Records from a data collection

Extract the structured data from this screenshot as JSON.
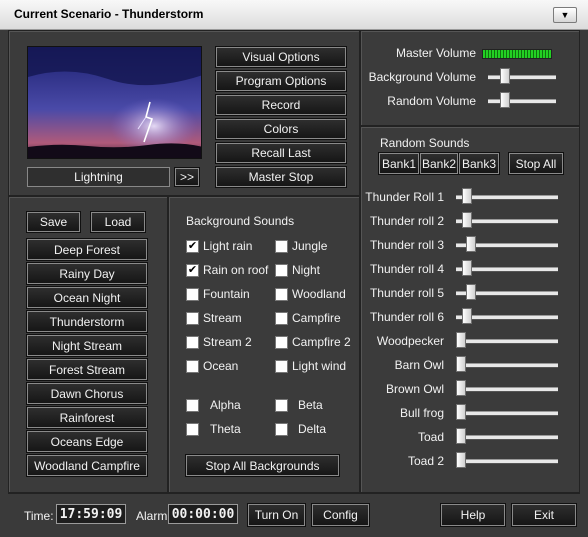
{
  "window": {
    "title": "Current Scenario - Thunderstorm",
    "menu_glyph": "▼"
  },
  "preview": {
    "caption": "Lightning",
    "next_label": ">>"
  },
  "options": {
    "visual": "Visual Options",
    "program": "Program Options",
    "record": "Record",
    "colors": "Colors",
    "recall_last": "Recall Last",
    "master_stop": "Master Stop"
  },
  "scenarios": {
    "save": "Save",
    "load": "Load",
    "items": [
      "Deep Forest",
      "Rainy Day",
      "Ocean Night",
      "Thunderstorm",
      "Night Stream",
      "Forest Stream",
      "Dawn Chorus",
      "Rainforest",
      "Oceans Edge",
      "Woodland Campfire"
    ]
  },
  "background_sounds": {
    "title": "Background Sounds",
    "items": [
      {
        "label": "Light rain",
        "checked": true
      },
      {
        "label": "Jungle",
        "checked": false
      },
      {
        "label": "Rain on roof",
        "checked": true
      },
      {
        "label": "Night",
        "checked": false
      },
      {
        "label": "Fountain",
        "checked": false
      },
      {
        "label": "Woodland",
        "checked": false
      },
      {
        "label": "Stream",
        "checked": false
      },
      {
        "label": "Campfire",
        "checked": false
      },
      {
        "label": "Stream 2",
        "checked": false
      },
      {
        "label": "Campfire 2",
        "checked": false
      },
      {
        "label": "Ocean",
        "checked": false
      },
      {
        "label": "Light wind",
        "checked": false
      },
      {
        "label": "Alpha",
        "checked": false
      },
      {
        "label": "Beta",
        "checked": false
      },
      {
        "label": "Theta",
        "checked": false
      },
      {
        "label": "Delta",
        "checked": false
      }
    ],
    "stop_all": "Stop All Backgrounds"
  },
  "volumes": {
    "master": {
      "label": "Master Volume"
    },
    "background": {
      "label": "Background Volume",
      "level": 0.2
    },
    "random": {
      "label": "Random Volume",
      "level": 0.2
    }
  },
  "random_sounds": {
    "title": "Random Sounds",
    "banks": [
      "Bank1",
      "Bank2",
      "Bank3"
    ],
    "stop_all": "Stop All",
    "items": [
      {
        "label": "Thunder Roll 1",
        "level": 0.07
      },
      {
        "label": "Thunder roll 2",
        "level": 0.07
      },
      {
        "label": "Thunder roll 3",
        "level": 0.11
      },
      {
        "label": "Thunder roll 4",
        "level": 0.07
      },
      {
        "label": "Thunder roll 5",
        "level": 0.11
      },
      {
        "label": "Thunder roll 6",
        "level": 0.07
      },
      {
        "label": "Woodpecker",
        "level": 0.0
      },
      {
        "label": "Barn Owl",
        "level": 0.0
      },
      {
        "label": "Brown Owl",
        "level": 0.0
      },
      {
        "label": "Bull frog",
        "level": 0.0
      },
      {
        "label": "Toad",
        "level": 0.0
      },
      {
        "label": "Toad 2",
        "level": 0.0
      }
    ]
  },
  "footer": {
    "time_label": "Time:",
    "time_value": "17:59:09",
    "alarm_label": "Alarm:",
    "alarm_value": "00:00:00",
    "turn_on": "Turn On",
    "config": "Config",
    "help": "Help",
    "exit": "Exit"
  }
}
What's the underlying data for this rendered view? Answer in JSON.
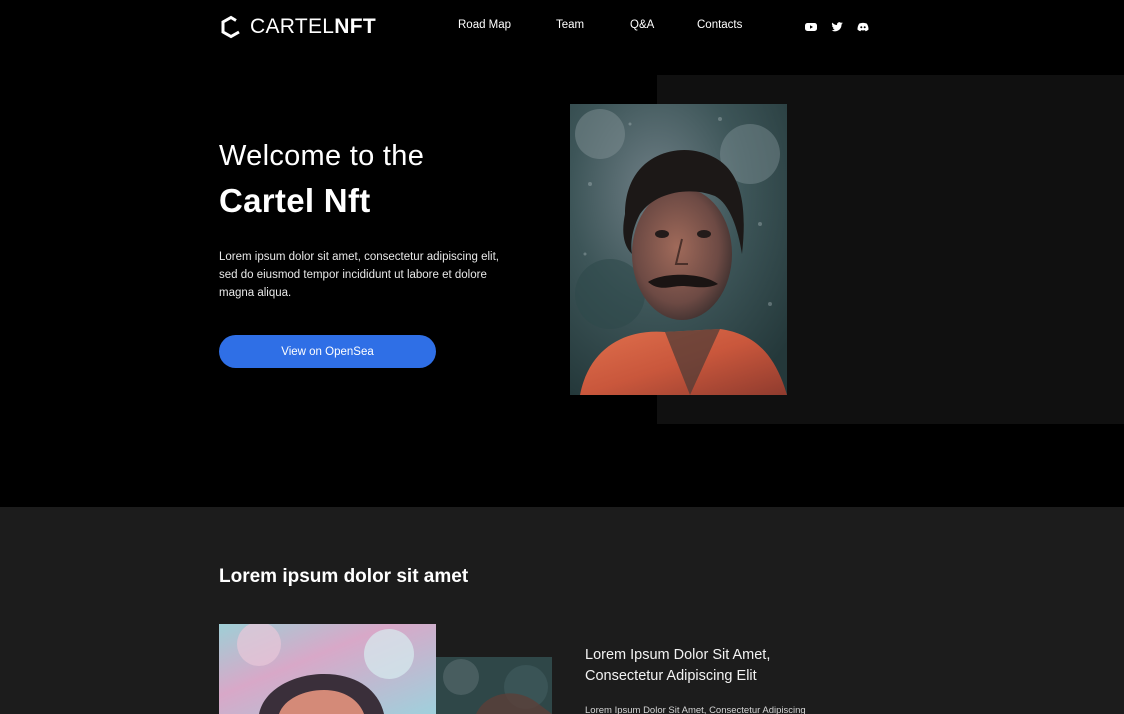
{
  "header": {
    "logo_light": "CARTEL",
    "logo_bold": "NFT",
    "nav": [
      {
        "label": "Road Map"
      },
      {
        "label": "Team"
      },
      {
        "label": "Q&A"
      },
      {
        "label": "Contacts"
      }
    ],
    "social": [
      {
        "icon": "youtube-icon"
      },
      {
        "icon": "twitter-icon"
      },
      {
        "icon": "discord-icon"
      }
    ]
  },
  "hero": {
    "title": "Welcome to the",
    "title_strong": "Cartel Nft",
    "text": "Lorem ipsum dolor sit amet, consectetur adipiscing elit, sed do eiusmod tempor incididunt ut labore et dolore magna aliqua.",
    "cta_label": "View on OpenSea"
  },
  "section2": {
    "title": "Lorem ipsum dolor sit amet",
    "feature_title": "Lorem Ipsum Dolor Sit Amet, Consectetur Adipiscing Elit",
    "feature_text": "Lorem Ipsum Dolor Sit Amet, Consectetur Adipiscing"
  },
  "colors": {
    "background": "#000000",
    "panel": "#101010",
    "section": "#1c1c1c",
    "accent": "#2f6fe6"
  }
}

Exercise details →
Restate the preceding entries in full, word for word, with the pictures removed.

Finished exercise →
Extract the structured data from this screenshot as JSON.
{
  "window": {
    "title": "Current Scenario - Thunderstorm",
    "menu_glyph": "▼"
  },
  "preview": {
    "caption": "Lightning",
    "next_label": ">>"
  },
  "options": {
    "visual": "Visual Options",
    "program": "Program Options",
    "record": "Record",
    "colors": "Colors",
    "recall_last": "Recall Last",
    "master_stop": "Master Stop"
  },
  "scenarios": {
    "save": "Save",
    "load": "Load",
    "items": [
      "Deep Forest",
      "Rainy Day",
      "Ocean Night",
      "Thunderstorm",
      "Night Stream",
      "Forest Stream",
      "Dawn Chorus",
      "Rainforest",
      "Oceans Edge",
      "Woodland Campfire"
    ]
  },
  "background_sounds": {
    "title": "Background Sounds",
    "items": [
      {
        "label": "Light rain",
        "checked": true
      },
      {
        "label": "Jungle",
        "checked": false
      },
      {
        "label": "Rain on roof",
        "checked": true
      },
      {
        "label": "Night",
        "checked": false
      },
      {
        "label": "Fountain",
        "checked": false
      },
      {
        "label": "Woodland",
        "checked": false
      },
      {
        "label": "Stream",
        "checked": false
      },
      {
        "label": "Campfire",
        "checked": false
      },
      {
        "label": "Stream 2",
        "checked": false
      },
      {
        "label": "Campfire 2",
        "checked": false
      },
      {
        "label": "Ocean",
        "checked": false
      },
      {
        "label": "Light wind",
        "checked": false
      },
      {
        "label": "Alpha",
        "checked": false
      },
      {
        "label": "Beta",
        "checked": false
      },
      {
        "label": "Theta",
        "checked": false
      },
      {
        "label": "Delta",
        "checked": false
      }
    ],
    "stop_all": "Stop All Backgrounds"
  },
  "volumes": {
    "master": {
      "label": "Master Volume"
    },
    "background": {
      "label": "Background Volume",
      "level": 0.2
    },
    "random": {
      "label": "Random Volume",
      "level": 0.2
    }
  },
  "random_sounds": {
    "title": "Random Sounds",
    "banks": [
      "Bank1",
      "Bank2",
      "Bank3"
    ],
    "stop_all": "Stop All",
    "items": [
      {
        "label": "Thunder Roll 1",
        "level": 0.07
      },
      {
        "label": "Thunder roll 2",
        "level": 0.07
      },
      {
        "label": "Thunder roll 3",
        "level": 0.11
      },
      {
        "label": "Thunder roll 4",
        "level": 0.07
      },
      {
        "label": "Thunder roll 5",
        "level": 0.11
      },
      {
        "label": "Thunder roll 6",
        "level": 0.07
      },
      {
        "label": "Woodpecker",
        "level": 0.0
      },
      {
        "label": "Barn Owl",
        "level": 0.0
      },
      {
        "label": "Brown Owl",
        "level": 0.0
      },
      {
        "label": "Bull frog",
        "level": 0.0
      },
      {
        "label": "Toad",
        "level": 0.0
      },
      {
        "label": "Toad 2",
        "level": 0.0
      }
    ]
  },
  "footer": {
    "time_label": "Time:",
    "time_value": "17:59:09",
    "alarm_label": "Alarm:",
    "alarm_value": "00:00:00",
    "turn_on": "Turn On",
    "config": "Config",
    "help": "Help",
    "exit": "Exit"
  }
}
What's the underlying data for this rendered view? Answer in JSON.
{
  "header": {
    "logo_light": "CARTEL",
    "logo_bold": "NFT",
    "nav": [
      {
        "label": "Road Map"
      },
      {
        "label": "Team"
      },
      {
        "label": "Q&A"
      },
      {
        "label": "Contacts"
      }
    ],
    "social": [
      {
        "icon": "youtube-icon"
      },
      {
        "icon": "twitter-icon"
      },
      {
        "icon": "discord-icon"
      }
    ]
  },
  "hero": {
    "title": "Welcome to the",
    "title_strong": "Cartel Nft",
    "text": "Lorem ipsum dolor sit amet, consectetur adipiscing elit, sed do eiusmod tempor incididunt ut labore et dolore magna aliqua.",
    "cta_label": "View on OpenSea"
  },
  "section2": {
    "title": "Lorem ipsum dolor sit amet",
    "feature_title": "Lorem Ipsum Dolor Sit Amet, Consectetur Adipiscing Elit",
    "feature_text": "Lorem Ipsum Dolor Sit Amet, Consectetur Adipiscing"
  },
  "colors": {
    "background": "#000000",
    "panel": "#101010",
    "section": "#1c1c1c",
    "accent": "#2f6fe6"
  }
}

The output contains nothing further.